▸ **What is expected**
For every entry that follows, return an identical copy.

┌──

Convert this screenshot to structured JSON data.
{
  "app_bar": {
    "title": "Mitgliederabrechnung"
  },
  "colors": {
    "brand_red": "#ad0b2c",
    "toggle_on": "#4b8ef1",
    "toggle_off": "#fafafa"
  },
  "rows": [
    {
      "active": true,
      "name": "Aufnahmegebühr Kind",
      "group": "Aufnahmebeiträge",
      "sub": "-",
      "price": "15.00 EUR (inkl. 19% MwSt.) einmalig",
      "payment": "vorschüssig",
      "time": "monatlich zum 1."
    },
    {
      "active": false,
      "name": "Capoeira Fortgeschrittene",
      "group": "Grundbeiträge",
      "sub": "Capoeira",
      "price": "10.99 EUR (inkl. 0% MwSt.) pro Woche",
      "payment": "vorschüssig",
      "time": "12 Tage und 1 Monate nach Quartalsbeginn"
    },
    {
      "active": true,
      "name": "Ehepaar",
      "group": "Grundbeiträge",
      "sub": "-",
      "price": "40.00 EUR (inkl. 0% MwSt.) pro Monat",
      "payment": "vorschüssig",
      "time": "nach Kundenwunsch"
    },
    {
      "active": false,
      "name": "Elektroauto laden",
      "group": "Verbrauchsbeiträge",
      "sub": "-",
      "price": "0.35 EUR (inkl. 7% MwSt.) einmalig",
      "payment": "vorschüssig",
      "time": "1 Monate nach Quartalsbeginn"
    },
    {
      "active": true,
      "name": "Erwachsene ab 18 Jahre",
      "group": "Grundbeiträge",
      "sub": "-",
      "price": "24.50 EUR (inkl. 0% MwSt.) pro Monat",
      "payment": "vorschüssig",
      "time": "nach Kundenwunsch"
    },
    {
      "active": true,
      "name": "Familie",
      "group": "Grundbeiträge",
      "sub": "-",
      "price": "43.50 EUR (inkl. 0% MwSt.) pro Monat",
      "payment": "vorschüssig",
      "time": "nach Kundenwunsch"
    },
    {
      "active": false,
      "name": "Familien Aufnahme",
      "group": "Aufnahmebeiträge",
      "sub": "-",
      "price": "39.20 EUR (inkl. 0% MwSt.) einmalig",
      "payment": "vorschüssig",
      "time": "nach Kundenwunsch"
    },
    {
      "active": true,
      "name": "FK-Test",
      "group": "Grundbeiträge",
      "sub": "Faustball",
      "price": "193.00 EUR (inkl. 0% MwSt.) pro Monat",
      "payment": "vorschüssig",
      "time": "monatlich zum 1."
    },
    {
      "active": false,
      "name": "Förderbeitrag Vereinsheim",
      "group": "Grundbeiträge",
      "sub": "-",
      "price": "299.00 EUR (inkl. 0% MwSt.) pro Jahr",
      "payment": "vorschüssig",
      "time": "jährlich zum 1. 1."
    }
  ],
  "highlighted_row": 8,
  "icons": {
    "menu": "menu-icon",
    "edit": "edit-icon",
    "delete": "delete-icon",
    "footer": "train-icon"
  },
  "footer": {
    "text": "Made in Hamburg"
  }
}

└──

▸ **The completed task**
Convert this screenshot to structured JSON data.
{
  "app_bar": {
    "title": "Mitgliederabrechnung"
  },
  "colors": {
    "brand_red": "#ad0b2c",
    "toggle_on": "#4b8ef1",
    "toggle_off": "#fafafa"
  },
  "rows": [
    {
      "active": true,
      "name": "Aufnahmegebühr Kind",
      "group": "Aufnahmebeiträge",
      "sub": "-",
      "price": "15.00 EUR (inkl. 19% MwSt.) einmalig",
      "payment": "vorschüssig",
      "time": "monatlich zum 1."
    },
    {
      "active": false,
      "name": "Capoeira Fortgeschrittene",
      "group": "Grundbeiträge",
      "sub": "Capoeira",
      "price": "10.99 EUR (inkl. 0% MwSt.) pro Woche",
      "payment": "vorschüssig",
      "time": "12 Tage und 1 Monate nach Quartalsbeginn"
    },
    {
      "active": true,
      "name": "Ehepaar",
      "group": "Grundbeiträge",
      "sub": "-",
      "price": "40.00 EUR (inkl. 0% MwSt.) pro Monat",
      "payment": "vorschüssig",
      "time": "nach Kundenwunsch"
    },
    {
      "active": false,
      "name": "Elektroauto laden",
      "group": "Verbrauchsbeiträge",
      "sub": "-",
      "price": "0.35 EUR (inkl. 7% MwSt.) einmalig",
      "payment": "vorschüssig",
      "time": "1 Monate nach Quartalsbeginn"
    },
    {
      "active": true,
      "name": "Erwachsene ab 18 Jahre",
      "group": "Grundbeiträge",
      "sub": "-",
      "price": "24.50 EUR (inkl. 0% MwSt.) pro Monat",
      "payment": "vorschüssig",
      "time": "nach Kundenwunsch"
    },
    {
      "active": true,
      "name": "Familie",
      "group": "Grundbeiträge",
      "sub": "-",
      "price": "43.50 EUR (inkl. 0% MwSt.) pro Monat",
      "payment": "vorschüssig",
      "time": "nach Kundenwunsch"
    },
    {
      "active": false,
      "name": "Familien Aufnahme",
      "group": "Aufnahmebeiträge",
      "sub": "-",
      "price": "39.20 EUR (inkl. 0% MwSt.) einmalig",
      "payment": "vorschüssig",
      "time": "nach Kundenwunsch"
    },
    {
      "active": true,
      "name": "FK-Test",
      "group": "Grundbeiträge",
      "sub": "Faustball",
      "price": "193.00 EUR (inkl. 0% MwSt.) pro Monat",
      "payment": "vorschüssig",
      "time": "monatlich zum 1."
    },
    {
      "active": false,
      "name": "Förderbeitrag Vereinsheim",
      "group": "Grundbeiträge",
      "sub": "-",
      "price": "299.00 EUR (inkl. 0% MwSt.) pro Jahr",
      "payment": "vorschüssig",
      "time": "jährlich zum 1. 1."
    }
  ],
  "highlighted_row": 8,
  "icons": {
    "menu": "menu-icon",
    "edit": "edit-icon",
    "delete": "delete-icon",
    "footer": "train-icon"
  },
  "footer": {
    "text": "Made in Hamburg"
  }
}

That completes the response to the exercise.